*MATERIAL PROVIDED*.
┌────────

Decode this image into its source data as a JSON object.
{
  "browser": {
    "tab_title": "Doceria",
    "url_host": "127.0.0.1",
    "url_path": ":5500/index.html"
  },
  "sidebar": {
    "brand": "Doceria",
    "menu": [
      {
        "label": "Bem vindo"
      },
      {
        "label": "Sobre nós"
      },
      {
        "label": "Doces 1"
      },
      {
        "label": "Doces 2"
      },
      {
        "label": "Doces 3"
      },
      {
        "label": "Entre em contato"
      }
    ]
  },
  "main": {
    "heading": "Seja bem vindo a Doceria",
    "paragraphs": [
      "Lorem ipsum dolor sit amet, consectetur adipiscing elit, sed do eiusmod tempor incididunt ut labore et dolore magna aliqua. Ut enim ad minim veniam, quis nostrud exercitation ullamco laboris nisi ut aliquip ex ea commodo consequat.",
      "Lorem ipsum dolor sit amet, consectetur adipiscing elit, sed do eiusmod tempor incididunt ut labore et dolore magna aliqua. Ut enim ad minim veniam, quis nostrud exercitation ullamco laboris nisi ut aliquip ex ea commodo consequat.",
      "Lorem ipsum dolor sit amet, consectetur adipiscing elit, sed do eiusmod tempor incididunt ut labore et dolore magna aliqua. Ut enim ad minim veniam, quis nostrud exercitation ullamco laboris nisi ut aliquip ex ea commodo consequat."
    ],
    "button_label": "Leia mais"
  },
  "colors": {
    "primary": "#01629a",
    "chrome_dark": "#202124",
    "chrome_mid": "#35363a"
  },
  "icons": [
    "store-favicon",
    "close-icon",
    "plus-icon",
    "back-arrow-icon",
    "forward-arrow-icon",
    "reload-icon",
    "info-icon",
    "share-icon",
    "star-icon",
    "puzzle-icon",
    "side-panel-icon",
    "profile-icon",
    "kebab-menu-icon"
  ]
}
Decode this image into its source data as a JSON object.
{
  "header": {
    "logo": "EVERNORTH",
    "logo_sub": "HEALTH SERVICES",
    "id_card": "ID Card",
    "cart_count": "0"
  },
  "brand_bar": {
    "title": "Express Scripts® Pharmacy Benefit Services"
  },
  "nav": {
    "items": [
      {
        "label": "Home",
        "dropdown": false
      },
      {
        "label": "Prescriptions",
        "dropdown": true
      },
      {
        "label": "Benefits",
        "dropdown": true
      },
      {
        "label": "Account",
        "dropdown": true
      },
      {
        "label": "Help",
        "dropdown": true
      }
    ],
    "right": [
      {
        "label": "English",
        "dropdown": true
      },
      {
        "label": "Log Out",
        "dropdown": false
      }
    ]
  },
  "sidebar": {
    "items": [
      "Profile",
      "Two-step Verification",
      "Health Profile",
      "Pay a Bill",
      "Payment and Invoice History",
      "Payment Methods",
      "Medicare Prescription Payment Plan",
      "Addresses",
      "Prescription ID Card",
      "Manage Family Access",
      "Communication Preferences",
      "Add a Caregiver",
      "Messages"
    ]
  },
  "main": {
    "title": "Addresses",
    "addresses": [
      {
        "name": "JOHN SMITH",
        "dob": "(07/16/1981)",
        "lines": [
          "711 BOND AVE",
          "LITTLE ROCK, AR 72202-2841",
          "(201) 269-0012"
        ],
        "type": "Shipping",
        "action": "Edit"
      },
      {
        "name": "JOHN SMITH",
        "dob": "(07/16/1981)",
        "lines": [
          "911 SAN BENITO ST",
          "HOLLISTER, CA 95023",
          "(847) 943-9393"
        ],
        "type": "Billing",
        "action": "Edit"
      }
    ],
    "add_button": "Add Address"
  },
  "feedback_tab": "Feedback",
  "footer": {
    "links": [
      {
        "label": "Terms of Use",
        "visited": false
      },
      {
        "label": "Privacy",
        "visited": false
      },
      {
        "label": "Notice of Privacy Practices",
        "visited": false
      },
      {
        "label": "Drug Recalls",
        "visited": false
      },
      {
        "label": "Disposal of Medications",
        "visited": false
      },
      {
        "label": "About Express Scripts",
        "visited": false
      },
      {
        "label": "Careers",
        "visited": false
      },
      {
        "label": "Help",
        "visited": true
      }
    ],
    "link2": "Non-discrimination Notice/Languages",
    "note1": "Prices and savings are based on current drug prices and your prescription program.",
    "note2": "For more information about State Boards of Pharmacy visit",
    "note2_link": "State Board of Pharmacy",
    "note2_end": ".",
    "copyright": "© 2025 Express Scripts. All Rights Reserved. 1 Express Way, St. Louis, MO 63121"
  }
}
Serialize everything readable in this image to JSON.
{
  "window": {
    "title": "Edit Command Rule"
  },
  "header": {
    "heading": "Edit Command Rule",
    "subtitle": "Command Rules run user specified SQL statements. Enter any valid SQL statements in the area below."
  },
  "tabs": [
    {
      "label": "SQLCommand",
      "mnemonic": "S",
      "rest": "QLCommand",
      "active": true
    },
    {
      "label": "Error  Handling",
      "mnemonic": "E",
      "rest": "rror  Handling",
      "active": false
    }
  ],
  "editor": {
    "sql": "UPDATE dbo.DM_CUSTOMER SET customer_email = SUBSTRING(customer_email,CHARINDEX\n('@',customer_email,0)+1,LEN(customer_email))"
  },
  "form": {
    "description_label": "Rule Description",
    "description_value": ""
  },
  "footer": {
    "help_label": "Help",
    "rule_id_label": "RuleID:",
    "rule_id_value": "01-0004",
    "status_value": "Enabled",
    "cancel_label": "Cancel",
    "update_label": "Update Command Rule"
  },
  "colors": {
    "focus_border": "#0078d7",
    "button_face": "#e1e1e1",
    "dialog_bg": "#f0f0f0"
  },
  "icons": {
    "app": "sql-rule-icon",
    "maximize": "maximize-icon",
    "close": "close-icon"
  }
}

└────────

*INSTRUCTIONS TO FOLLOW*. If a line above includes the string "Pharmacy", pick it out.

*EXERCISE RESULT*.
    "title": "Express Scripts® Pharmacy Benefit Services"
    "note2": "For more information about State Boards of Pharmacy visit",
    "note2_link": "State Board of Pharmacy",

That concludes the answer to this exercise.